[Component data from apps and pages]
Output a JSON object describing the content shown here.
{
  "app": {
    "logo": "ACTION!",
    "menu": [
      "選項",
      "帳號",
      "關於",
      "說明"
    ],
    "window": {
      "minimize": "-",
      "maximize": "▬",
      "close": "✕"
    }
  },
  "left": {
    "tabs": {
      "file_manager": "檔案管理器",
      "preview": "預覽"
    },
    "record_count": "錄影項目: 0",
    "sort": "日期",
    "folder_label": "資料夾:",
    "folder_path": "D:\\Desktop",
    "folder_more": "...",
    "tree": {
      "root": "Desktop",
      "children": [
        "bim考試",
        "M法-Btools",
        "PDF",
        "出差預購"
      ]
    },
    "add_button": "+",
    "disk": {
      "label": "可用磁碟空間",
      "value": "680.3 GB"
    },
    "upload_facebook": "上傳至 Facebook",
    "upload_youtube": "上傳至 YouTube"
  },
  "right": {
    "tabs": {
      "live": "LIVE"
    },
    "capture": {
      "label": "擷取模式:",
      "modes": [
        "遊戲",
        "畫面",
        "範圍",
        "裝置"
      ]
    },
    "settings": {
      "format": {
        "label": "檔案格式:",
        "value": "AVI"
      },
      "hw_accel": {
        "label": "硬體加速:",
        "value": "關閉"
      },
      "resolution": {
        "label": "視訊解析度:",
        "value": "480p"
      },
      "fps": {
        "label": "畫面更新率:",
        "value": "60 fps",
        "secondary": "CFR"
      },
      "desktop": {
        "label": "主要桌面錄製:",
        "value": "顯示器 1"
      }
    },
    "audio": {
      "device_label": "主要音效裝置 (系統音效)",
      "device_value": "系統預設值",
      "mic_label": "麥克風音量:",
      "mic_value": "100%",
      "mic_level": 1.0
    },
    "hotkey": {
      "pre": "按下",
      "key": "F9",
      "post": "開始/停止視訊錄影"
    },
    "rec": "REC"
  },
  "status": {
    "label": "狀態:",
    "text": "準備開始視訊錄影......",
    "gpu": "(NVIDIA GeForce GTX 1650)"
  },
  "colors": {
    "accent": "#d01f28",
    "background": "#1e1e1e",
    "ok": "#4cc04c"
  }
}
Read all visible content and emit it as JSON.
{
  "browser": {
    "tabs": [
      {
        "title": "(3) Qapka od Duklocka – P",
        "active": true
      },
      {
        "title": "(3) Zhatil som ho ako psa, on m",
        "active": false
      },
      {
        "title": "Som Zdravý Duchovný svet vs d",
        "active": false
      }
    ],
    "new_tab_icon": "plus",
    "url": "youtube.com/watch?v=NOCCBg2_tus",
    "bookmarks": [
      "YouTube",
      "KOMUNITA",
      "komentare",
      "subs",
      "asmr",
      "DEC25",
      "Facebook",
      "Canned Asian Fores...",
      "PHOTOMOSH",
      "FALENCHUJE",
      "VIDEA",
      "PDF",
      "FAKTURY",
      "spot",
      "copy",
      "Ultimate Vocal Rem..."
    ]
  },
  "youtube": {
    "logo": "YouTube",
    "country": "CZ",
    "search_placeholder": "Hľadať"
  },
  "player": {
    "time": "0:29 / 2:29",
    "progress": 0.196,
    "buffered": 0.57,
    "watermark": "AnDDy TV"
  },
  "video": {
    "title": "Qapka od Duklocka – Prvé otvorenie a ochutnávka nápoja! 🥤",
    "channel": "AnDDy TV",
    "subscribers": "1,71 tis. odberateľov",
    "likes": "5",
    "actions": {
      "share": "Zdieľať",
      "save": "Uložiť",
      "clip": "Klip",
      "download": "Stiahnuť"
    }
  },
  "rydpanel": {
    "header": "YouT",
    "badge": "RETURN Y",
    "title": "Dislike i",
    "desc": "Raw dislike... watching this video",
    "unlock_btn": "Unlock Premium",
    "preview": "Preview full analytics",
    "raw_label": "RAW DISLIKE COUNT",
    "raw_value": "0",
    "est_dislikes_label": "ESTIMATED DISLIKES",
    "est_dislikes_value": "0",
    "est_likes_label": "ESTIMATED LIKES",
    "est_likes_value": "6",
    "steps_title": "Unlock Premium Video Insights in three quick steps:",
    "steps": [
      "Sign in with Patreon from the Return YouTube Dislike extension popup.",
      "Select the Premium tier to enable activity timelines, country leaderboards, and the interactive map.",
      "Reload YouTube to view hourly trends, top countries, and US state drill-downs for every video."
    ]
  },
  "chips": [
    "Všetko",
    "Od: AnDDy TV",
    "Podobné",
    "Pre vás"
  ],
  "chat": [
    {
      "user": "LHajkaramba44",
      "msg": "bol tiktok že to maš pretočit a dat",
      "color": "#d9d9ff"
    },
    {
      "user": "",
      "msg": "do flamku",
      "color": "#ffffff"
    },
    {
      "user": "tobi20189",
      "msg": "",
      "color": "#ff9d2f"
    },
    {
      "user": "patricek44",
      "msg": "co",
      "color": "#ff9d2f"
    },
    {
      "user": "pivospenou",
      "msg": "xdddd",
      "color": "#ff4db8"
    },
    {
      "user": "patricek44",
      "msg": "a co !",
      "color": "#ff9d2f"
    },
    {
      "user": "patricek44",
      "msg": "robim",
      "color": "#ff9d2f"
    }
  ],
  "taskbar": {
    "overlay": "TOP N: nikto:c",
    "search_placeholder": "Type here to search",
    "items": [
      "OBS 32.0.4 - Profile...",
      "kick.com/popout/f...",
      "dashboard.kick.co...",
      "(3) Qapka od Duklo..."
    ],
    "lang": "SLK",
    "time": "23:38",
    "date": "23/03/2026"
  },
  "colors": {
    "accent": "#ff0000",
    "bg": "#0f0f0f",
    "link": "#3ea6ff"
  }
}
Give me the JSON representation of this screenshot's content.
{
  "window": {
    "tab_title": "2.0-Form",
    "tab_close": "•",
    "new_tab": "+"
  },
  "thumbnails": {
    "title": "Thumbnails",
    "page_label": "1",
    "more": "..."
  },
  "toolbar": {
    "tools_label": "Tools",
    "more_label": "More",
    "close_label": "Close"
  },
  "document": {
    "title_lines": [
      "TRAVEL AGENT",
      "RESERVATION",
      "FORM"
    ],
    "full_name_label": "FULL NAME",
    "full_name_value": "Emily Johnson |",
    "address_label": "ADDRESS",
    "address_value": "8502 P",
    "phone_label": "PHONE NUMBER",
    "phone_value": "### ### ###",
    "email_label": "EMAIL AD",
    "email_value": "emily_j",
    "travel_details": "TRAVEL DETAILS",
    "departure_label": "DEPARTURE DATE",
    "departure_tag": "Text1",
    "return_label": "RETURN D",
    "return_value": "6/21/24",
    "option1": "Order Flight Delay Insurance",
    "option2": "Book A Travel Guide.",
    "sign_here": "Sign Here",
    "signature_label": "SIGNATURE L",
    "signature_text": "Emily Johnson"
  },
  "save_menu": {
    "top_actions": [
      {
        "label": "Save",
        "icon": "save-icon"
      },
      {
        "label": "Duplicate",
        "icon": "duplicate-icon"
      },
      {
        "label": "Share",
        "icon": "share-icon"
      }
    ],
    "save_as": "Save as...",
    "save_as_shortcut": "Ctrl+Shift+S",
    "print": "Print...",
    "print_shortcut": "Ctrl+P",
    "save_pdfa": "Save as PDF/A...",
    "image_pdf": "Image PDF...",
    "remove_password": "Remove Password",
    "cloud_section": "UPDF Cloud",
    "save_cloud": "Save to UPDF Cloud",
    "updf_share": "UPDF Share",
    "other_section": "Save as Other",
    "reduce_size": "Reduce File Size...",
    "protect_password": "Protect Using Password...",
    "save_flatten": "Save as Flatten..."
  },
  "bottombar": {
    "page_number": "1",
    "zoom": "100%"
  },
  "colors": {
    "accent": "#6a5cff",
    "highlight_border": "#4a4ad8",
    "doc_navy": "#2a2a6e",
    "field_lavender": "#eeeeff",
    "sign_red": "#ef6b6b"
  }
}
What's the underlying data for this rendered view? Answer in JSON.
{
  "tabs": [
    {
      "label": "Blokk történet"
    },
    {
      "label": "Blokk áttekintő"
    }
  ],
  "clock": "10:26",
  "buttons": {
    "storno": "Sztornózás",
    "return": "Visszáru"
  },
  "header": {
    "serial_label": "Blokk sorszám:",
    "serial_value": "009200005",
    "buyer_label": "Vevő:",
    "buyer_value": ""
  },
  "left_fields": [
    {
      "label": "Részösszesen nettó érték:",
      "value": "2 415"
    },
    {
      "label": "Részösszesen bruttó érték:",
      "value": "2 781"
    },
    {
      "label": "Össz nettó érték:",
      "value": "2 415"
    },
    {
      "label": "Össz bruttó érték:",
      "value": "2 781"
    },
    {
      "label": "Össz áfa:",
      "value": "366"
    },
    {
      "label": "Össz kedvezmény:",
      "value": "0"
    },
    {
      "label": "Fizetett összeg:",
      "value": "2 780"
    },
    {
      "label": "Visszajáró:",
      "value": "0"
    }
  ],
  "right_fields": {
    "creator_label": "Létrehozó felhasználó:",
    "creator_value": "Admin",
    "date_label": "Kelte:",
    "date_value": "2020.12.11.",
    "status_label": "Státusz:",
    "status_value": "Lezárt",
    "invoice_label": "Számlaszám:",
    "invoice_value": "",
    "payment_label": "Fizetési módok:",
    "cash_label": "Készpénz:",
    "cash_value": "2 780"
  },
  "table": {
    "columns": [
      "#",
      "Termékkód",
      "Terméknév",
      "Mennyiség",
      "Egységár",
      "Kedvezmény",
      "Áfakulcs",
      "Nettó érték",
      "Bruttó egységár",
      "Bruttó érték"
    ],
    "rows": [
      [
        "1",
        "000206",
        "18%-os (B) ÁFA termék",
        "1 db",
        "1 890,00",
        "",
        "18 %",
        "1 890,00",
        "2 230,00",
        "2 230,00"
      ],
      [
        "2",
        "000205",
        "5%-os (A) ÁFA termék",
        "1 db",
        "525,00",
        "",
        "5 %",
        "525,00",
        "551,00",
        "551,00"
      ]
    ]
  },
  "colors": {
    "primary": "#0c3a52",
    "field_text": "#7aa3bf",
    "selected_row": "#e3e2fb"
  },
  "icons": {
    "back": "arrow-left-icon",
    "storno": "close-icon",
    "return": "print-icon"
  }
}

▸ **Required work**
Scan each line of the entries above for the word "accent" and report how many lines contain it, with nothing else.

▸ **Solved exercise**
3